Provided entries START

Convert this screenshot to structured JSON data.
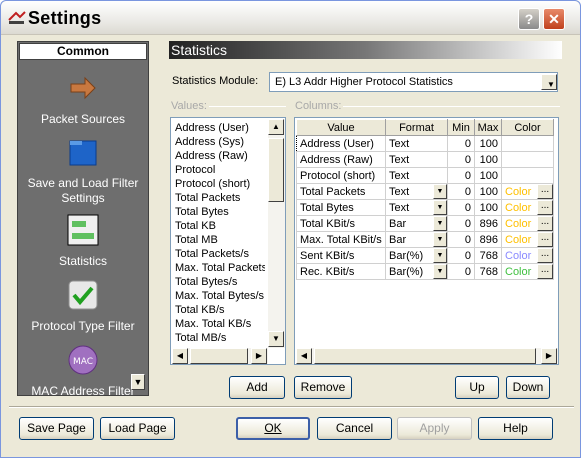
{
  "window": {
    "title": "Settings"
  },
  "left_panel": {
    "header": "Common",
    "items": [
      {
        "label": "Packet Sources",
        "icon": "arrow-icon"
      },
      {
        "label": "Save and Load Filter Settings",
        "icon": "folder-icon"
      },
      {
        "label": "Statistics",
        "icon": "statistics-icon"
      },
      {
        "label": "Protocol Type Filter",
        "icon": "checkmark-icon"
      },
      {
        "label": "MAC Address Filter",
        "icon": "mac-icon"
      }
    ]
  },
  "section_title": "Statistics",
  "module": {
    "label": "Statistics Module:",
    "value": "E)  L3 Addr Higher Protocol Statistics"
  },
  "values_group_label": "Values:",
  "columns_group_label": "Columns:",
  "values_list": [
    "Address (User)",
    "Address (Sys)",
    "Address (Raw)",
    "Protocol",
    "Protocol (short)",
    "Total Packets",
    "Total Bytes",
    "Total KB",
    "Total MB",
    "Total Packets/s",
    "Max. Total Packets",
    "Total Bytes/s",
    "Max. Total Bytes/s",
    "Total KB/s",
    "Max. Total KB/s",
    "Total MB/s"
  ],
  "columns_table": {
    "headers": [
      "Value",
      "Format",
      "Min",
      "Max",
      "Color"
    ],
    "rows": [
      {
        "value": "Address (User)",
        "format": "Text",
        "min": "0",
        "max": "100",
        "color": "",
        "dd": false
      },
      {
        "value": "Address (Raw)",
        "format": "Text",
        "min": "0",
        "max": "100",
        "color": "",
        "dd": false
      },
      {
        "value": "Protocol (short)",
        "format": "Text",
        "min": "0",
        "max": "100",
        "color": "",
        "dd": false
      },
      {
        "value": "Total Packets",
        "format": "Text",
        "min": "0",
        "max": "100",
        "color": "Color",
        "dd": true
      },
      {
        "value": "Total Bytes",
        "format": "Text",
        "min": "0",
        "max": "100",
        "color": "Color",
        "dd": true
      },
      {
        "value": "Total KBit/s",
        "format": "Bar",
        "min": "0",
        "max": "896",
        "color": "Color",
        "dd": true
      },
      {
        "value": "Max. Total KBit/s",
        "format": "Bar",
        "min": "0",
        "max": "896",
        "color": "Color",
        "dd": true
      },
      {
        "value": "Sent KBit/s",
        "format": "Bar(%)",
        "min": "0",
        "max": "768",
        "color": "Color",
        "dd": true
      },
      {
        "value": "Rec. KBit/s",
        "format": "Bar(%)",
        "min": "0",
        "max": "768",
        "color": "Color",
        "dd": true
      }
    ],
    "color_swatches": [
      "#ffc000",
      "#ffc000",
      "#ffc000",
      "#ffc000",
      "#8a8aff",
      "#40c040"
    ],
    "dots_label": "..."
  },
  "buttons": {
    "add": "Add",
    "remove": "Remove",
    "up": "Up",
    "down": "Down",
    "save_page": "Save Page",
    "load_page": "Load Page",
    "ok": "OK",
    "cancel": "Cancel",
    "apply": "Apply",
    "help": "Help"
  }
}
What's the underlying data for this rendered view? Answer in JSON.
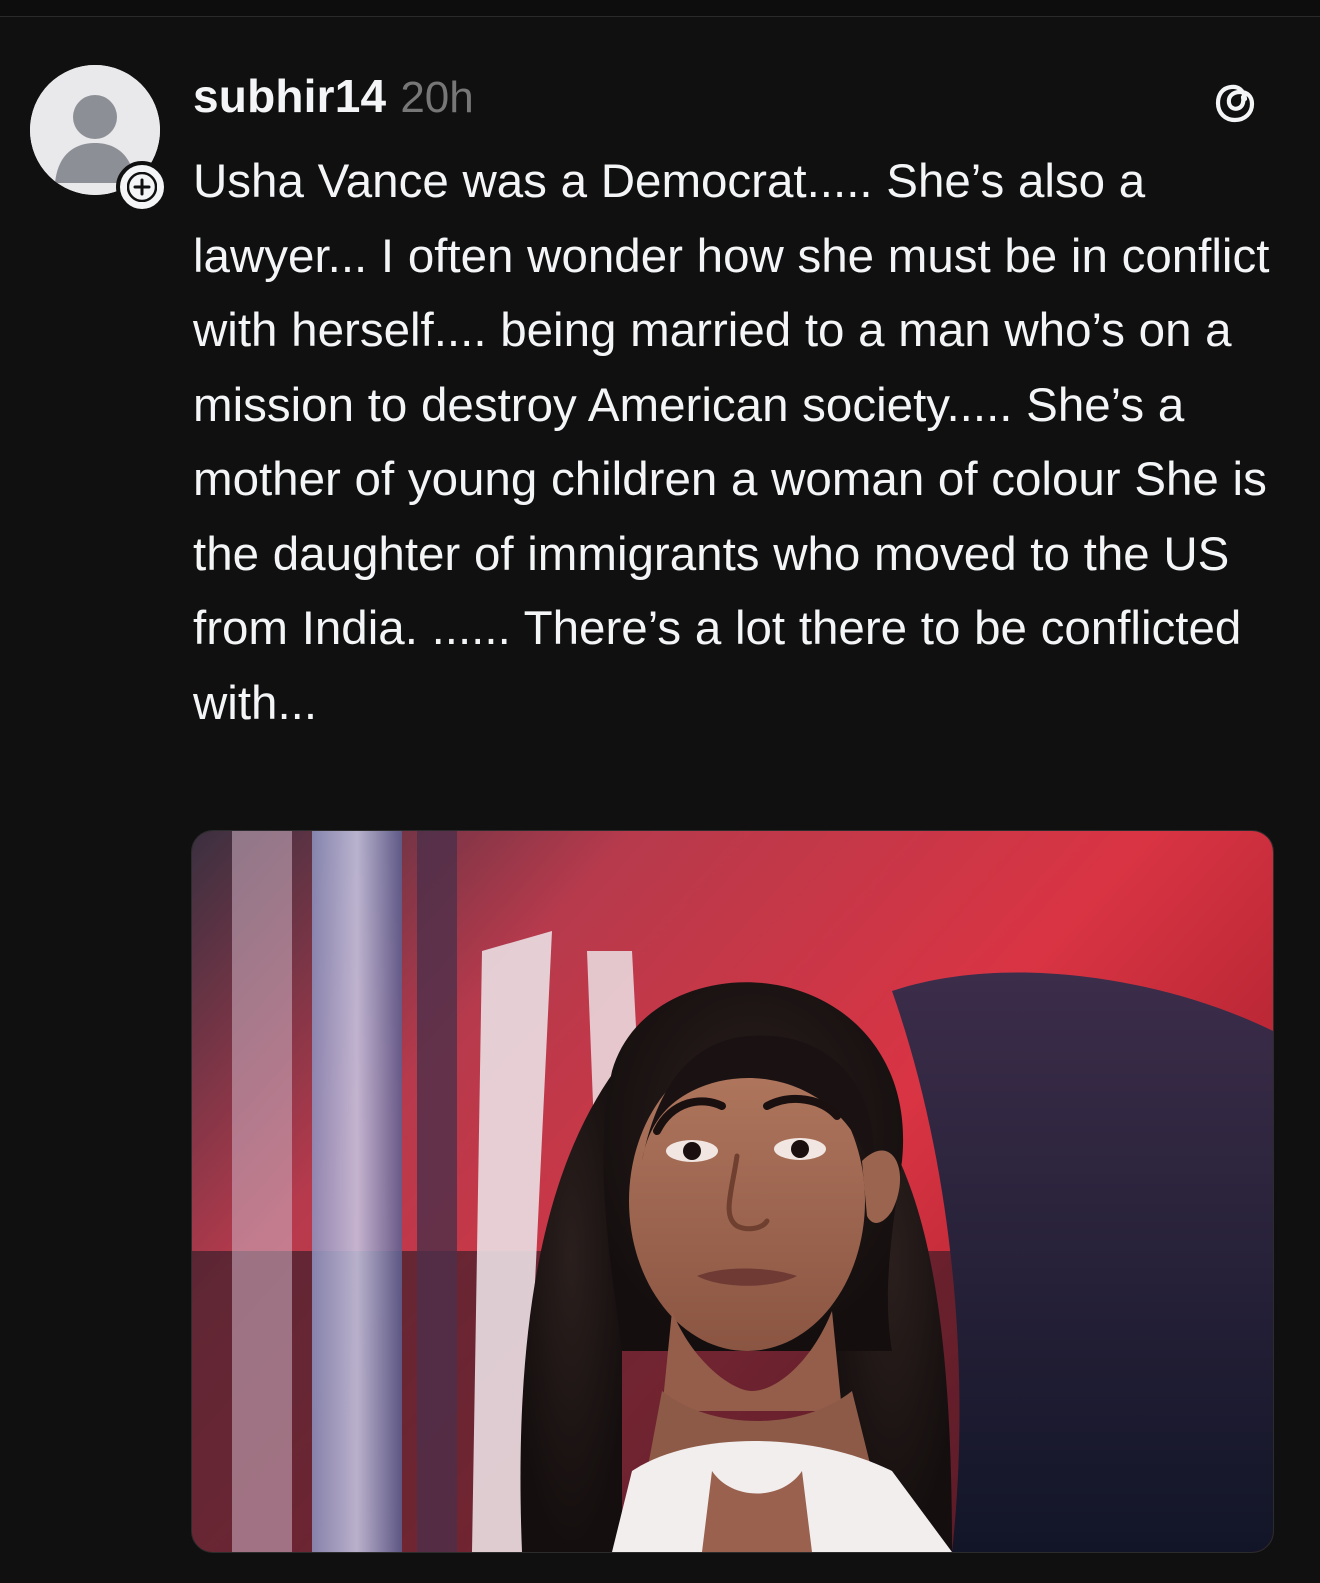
{
  "post": {
    "username": "subhir14",
    "timestamp": "20h",
    "text": "Usha Vance was a Democrat..... She’s also a lawyer... I often wonder how she must be in conflict with herself.... being married to a man who’s on a mission to destroy American society..... She’s a mother of young children a woman of colour She is the daughter of immigrants who moved to the US from India. ...... There’s a lot there to be conflicted with...",
    "avatar_icon": "default-avatar-icon",
    "follow_icon": "plus-icon",
    "app_icon": "threads-logo-icon",
    "image_description_icon": "photo"
  },
  "colors": {
    "background": "#101010",
    "text": "#f3f5f7",
    "secondary_text": "#777777"
  }
}
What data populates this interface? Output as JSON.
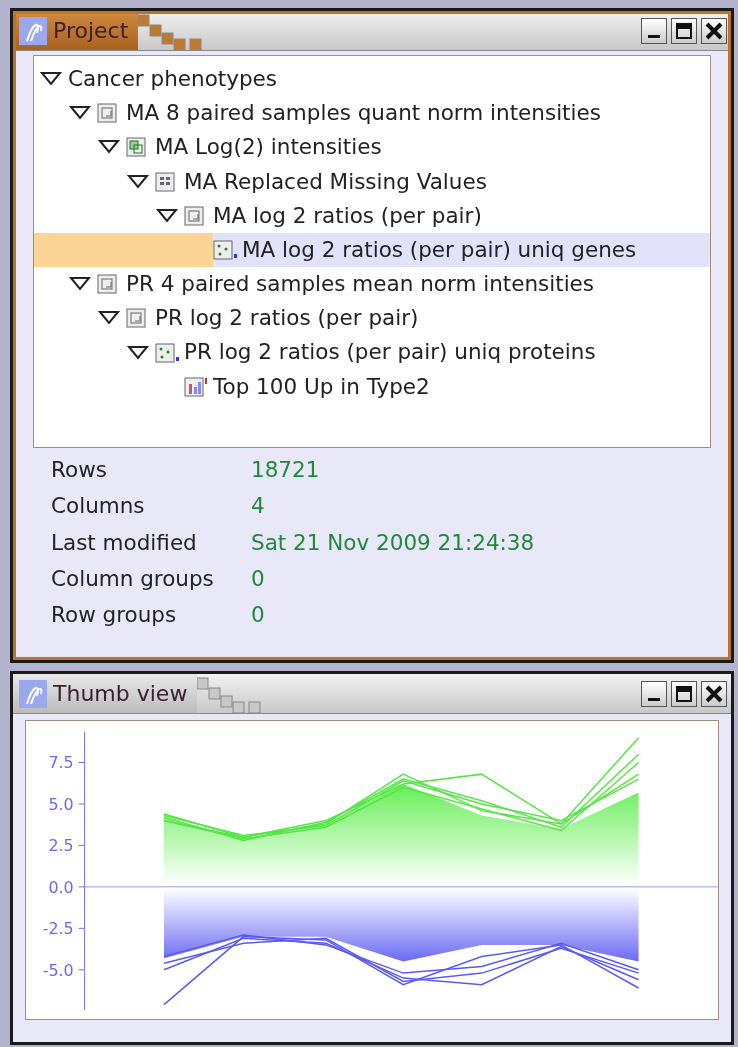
{
  "project_window": {
    "title": "Project",
    "active": true,
    "tree": [
      {
        "label": "Cancer phenotypes",
        "expanded": true,
        "selected": false,
        "children": [
          {
            "label": "MA 8 paired samples quant norm intensities",
            "kind": "dataset",
            "expanded": true,
            "selected": false,
            "children": [
              {
                "label": "MA Log(2) intensities",
                "kind": "transform",
                "expanded": true,
                "selected": false,
                "children": [
                  {
                    "label": "MA Replaced Missing Values",
                    "kind": "grid",
                    "expanded": true,
                    "selected": false,
                    "children": [
                      {
                        "label": "MA log 2 ratios (per pair)",
                        "kind": "dataset",
                        "expanded": true,
                        "selected": false,
                        "children": [
                          {
                            "label": "MA log 2 ratios (per pair) uniq genes",
                            "kind": "scatter",
                            "selected": true
                          }
                        ]
                      }
                    ]
                  }
                ]
              }
            ]
          },
          {
            "label": "PR 4 paired samples mean norm intensities",
            "kind": "dataset",
            "expanded": true,
            "selected": false,
            "children": [
              {
                "label": "PR log 2 ratios (per pair)",
                "kind": "dataset",
                "expanded": true,
                "selected": false,
                "children": [
                  {
                    "label": "PR log 2 ratios (per pair) uniq proteins",
                    "kind": "scatter",
                    "expanded": true,
                    "selected": false,
                    "children": [
                      {
                        "label": "Top 100 Up in Type2",
                        "kind": "chart",
                        "selected": false
                      }
                    ]
                  }
                ]
              }
            ]
          }
        ]
      }
    ],
    "properties": [
      {
        "label": "Rows",
        "value": "18721"
      },
      {
        "label": "Columns",
        "value": "4"
      },
      {
        "label": "Last modified",
        "value": "Sat 21 Nov 2009 21:24:38"
      },
      {
        "label": "Column groups",
        "value": "0"
      },
      {
        "label": "Row groups",
        "value": "0"
      }
    ]
  },
  "thumb_window": {
    "title": "Thumb view",
    "active": false,
    "plot": {
      "y_axis_labels": [
        "7.5",
        "5.0",
        "2.5",
        "0.0",
        "-2.5",
        "-5.0"
      ]
    }
  }
}
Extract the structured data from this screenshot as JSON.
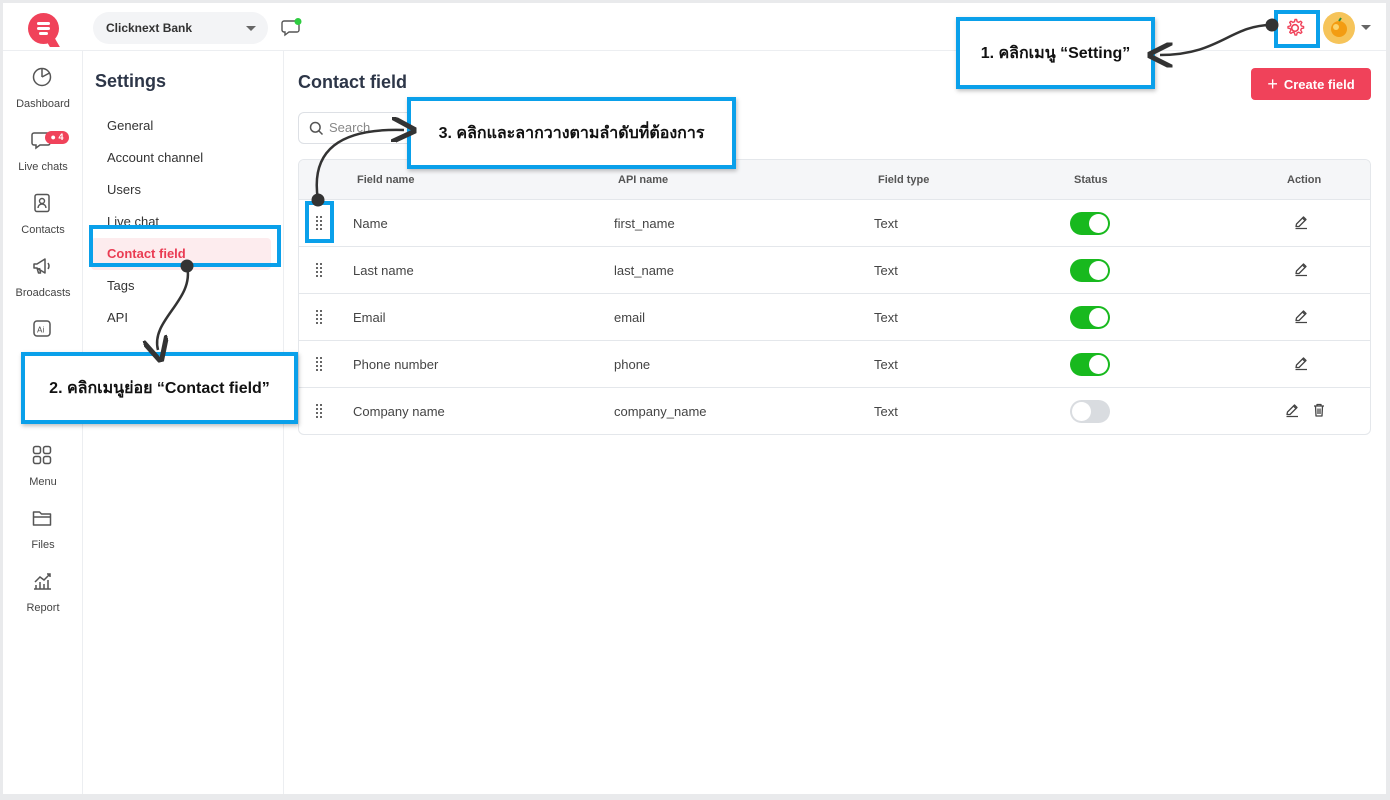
{
  "topbar": {
    "org_name": "Clicknext Bank"
  },
  "rail": {
    "items": [
      {
        "label": "Dashboard",
        "icon": "pie-chart-icon"
      },
      {
        "label": "Live chats",
        "icon": "chat-icon",
        "badge": "4"
      },
      {
        "label": "Contacts",
        "icon": "contact-book-icon"
      },
      {
        "label": "Broadcasts",
        "icon": "megaphone-icon"
      },
      {
        "label": "",
        "icon": "ai-icon"
      },
      {
        "label": "Menu",
        "icon": "grid-icon"
      },
      {
        "label": "Files",
        "icon": "folder-icon"
      },
      {
        "label": "Report",
        "icon": "chart-icon"
      }
    ]
  },
  "settings": {
    "title": "Settings",
    "items": [
      {
        "label": "General"
      },
      {
        "label": "Account channel"
      },
      {
        "label": "Users"
      },
      {
        "label": "Live chat"
      },
      {
        "label": "Contact field",
        "active": true
      },
      {
        "label": "Tags"
      },
      {
        "label": "API"
      }
    ]
  },
  "main": {
    "title": "Contact field",
    "create_label": "Create field",
    "search_placeholder": "Search",
    "columns": [
      "Field name",
      "API name",
      "Field type",
      "Status",
      "Action"
    ],
    "rows": [
      {
        "field_name": "Name",
        "api_name": "first_name",
        "field_type": "Text",
        "status": true
      },
      {
        "field_name": "Last name",
        "api_name": "last_name",
        "field_type": "Text",
        "status": true
      },
      {
        "field_name": "Email",
        "api_name": "email",
        "field_type": "Text",
        "status": true
      },
      {
        "field_name": "Phone number",
        "api_name": "phone",
        "field_type": "Text",
        "status": true
      },
      {
        "field_name": "Company name",
        "api_name": "company_name",
        "field_type": "Text",
        "status": false
      }
    ]
  },
  "annotations": {
    "step1": "1. คลิกเมนู “Setting”",
    "step2": "2. คลิกเมนูย่อย “Contact field”",
    "step3": "3. คลิกและลากวางตามลำดับที่ต้องการ"
  },
  "colors": {
    "brand": "#f0425a",
    "accent": "#0aa0ea",
    "toggle_on": "#18b91e"
  }
}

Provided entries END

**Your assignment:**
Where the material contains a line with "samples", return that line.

**Result for this exercise:**
            "label": "MA 8 paired samples quant norm intensities",
            "label": "PR 4 paired samples mean norm intensities",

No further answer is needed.